Martin Rees, mjr36@cam.ac.uk
Livestream: Access here
Abstract: http://meetings.aps.org/Meeting/APR21/Session/X06.1

Nuclear Weapons and Missile Defense (Y05.2)
2:06 p.m. - 2:42 p.m. CDT, Tuesday, April 20, 2021
Frederick Lamb, fkl@illinois.edu
Livestream: Access here
Abstract: http://meetings.aps.org/Meeting/APR21/Session/Y05.2

PRESS CONFERENCE

Register for the press conference to be held on Zoom at 11:00 a.m. CDT, Monday, April 19, 2021.

Speakers:
Martin Rees (Cambridge)
Frederick Lamb (University of Illinois at Urbana-Champaign)



Contacts and sources:
American Physical Society


Publication:



Scientists May Detect Signs of Extraterrestrial Life in the Next 5 to 10 Years

An artistic impression of one of the exoplanets in the study, K2-18b. The image shows the planet, its host star, and an accompanying planet in this system. K2-18b is now the only gas dwarf exoplanet known to host both water and temperatures that could support life. 
Credit: ESA / Hubble, M. Kornmesser, CC BY 4.0

Research shows that a new telescope could detect a potential signature of life on other planets in as little as 60 hours.

“What really surprised me about the results is that we may realistically find signs of life on other planets in the next 5 to 10 years,” said Caprice Phillips, a graduate student at The Ohio State University, who will share preliminary findings at a press conference during the 2021 APS April Meeting.

Gas dwarf planets have the potential to foster life. But because none of these super-Earths or mini-Neptunes exist within our solar system, scientists struggle to determine whether their atmospheres contain ammonia and other potential signs of living things.

Phillips calculated that when the James Webb Space Telescope launches this October, it could feasibly detect ammonia around six gas dwarf planets after just a few orbits.

She and her team modeled how JWST instruments would respond to varying clouds and atmospheric conditions, then produced a ranked list of where the telescope should search for life.

“Humankind has contemplated the questions, ‘Are we alone? What is life? Is life elsewhere similar to us?’” said Phillips. “My research suggests that for the first time, we have the scientific knowledge and technological capabilities to realistically begin to find the answers to these questions.”

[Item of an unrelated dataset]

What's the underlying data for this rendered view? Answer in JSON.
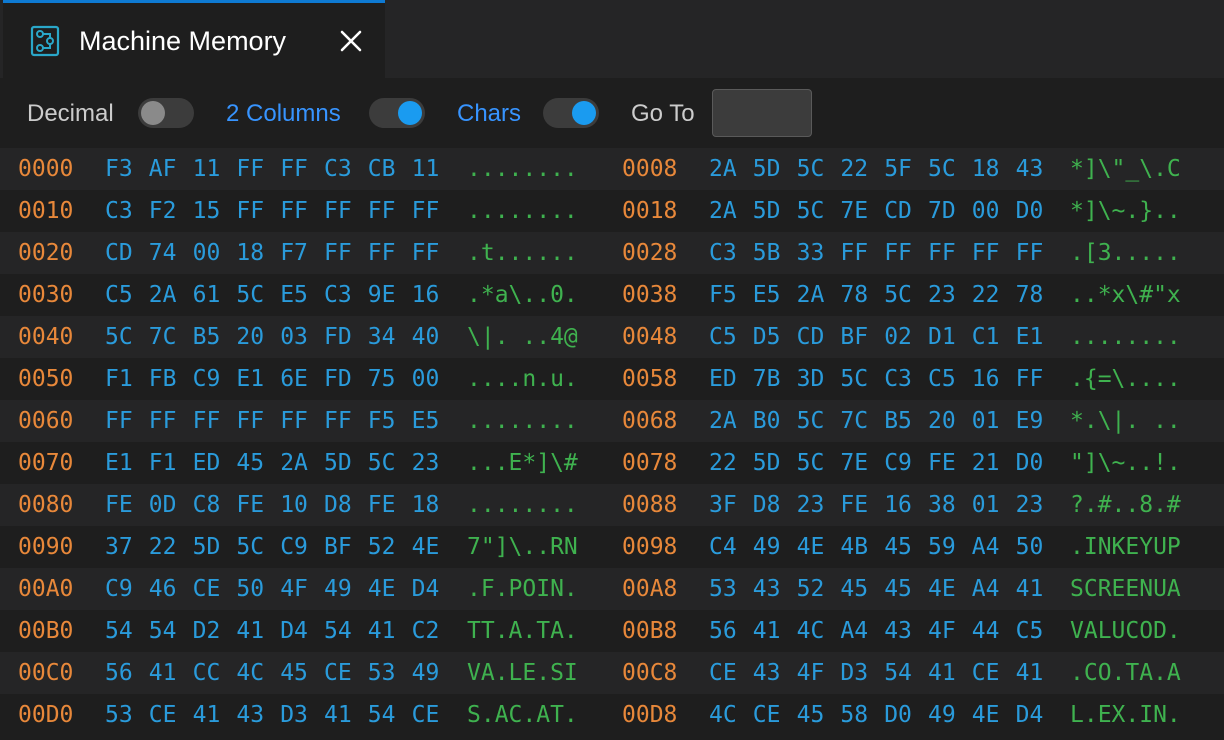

Detecting Biosignatures in the Atmospheres of Gas Dwarfs With JWST (K05.2)
2:06 p.m. - 2:42 p.m. CDT, Sunday, April 18, 2021
Caprice Phillips 
Livestream: Access here
Abstract: https://meetings.aps.org/Meeting/APR21/Session/K05.2


Contacts and sources:
American Physical Society